Although igloos are often associated with all Inuit and Eskimo peoples, they were traditionally used only by the people of Canada's Central Arctic and Greenland's Thule area. Other Inuit tended to use snow to insulate their houses, which were constructed from whalebone and hides. Snow is used because the air pockets trapped in it make it an insulator. On the outside, temperatures may be as low as −45 °C (−49 °F), but on the inside, the temperature may range from −7 to 16 °C (19 to 61 °F) when warmed by body heat alone.
italics mine .
Certainly they would use fire to heat also.
The crucial concept is that snow is an insulator.

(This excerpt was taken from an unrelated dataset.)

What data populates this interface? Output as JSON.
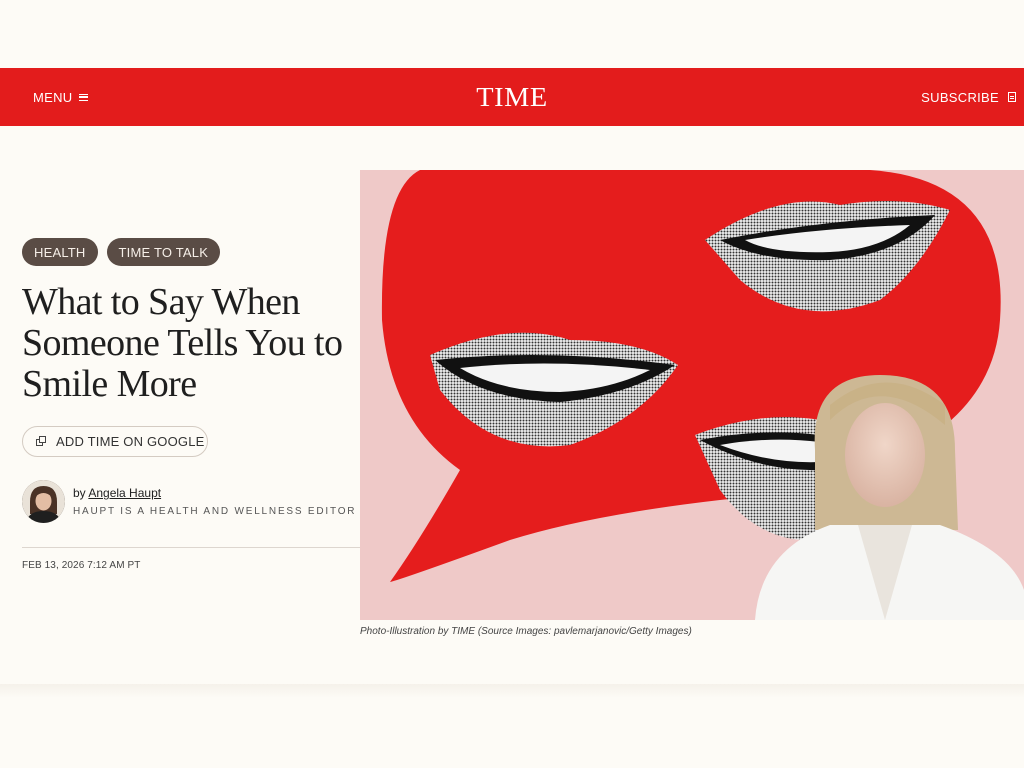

2$\begingroup$ All true but simply being protected from wind-chill would be worth it. I know from personal experience that being outside (dressed properly) when it's below 0F can be tolerable if not moderately comfortable but only if the wind speed is nominally 0. If there's any significant movement of air, it's unbearable. $\endgroup$ Jan 14, 2021 at 19:16
$\begingroup$ "snow is an insulator" reminds me of the concept (falsely) termed "greenhouse effect" - greenhouses work by preventing convection of the air inside, shielding off movement of air inside by winds outside (CO2 does not work like a greenhouse, thus). In fact, the true greenhouse effect might work more like snow does, as a large pocket of insulating - non moved - air. This I can see anew as it'd be trivial to parallel the igloo to the greenhouse in shielding off the wind. Any material would do, in that respect. Thank you. $\endgroup$ Nov 13, 2022 at 9:24
Because it is heated up from the inside by people (or possibly small fires).
The snow walls work as a thermal insulator to the outside.
You are asking why it is warmer inside the igloo then outside.
Some experts say that a well-constructed igloo, coupled with a very small oil lamp and plain old body heat, can warm an igloo up to 40 degrees above the outside temperature. Hypothetically, if it is -40°C outside, the igloo has the potential to warm up to 0°C. It accomplishes this amazing feat thanks to several features:
You can see on the image an igloo illuminated by fire.
There are several reasons:
wind, there is no wind inside
people generate body heat inside
they combine heating and lighting (oil lamp), or they do use some kind of heating in certain cases, like fire
the igloo is not made of ice, but compressed snow (insulator)
The inside of an igloo is NOT warmer than the outside, it is merely very well insulated from the outside air.
It is only when you place a source of heat inside the igloo, such as a 300w "human body" brand heater or a 500w "oil lamp" class heater that the inside air will warm up.
Then, of course, this warm air stays warm because the snow (not ice) that the Igloo is build out of is a very, very bad conductor of heat.
$\begingroup$ "... merely very well insulated ... " So is it really different from the greenhouse that prevents convection but uses incoming UVA radiation as a source of heat? Just an idea: whereas water absorbs UVA as transfers UVA to heat and warms up, snow might even, like glass does, let pass through some UVA radiation from the sun. However, UVA radiation does not warm up the air but needs soil or water as a transformer (the latter, I'm not sure about any more). - Sure, there must be some melting inside of snow, as - paradoxically, considering the answer, air in snow is a good insulator. $\endgroup$ Nov 13, 2022 at 9:29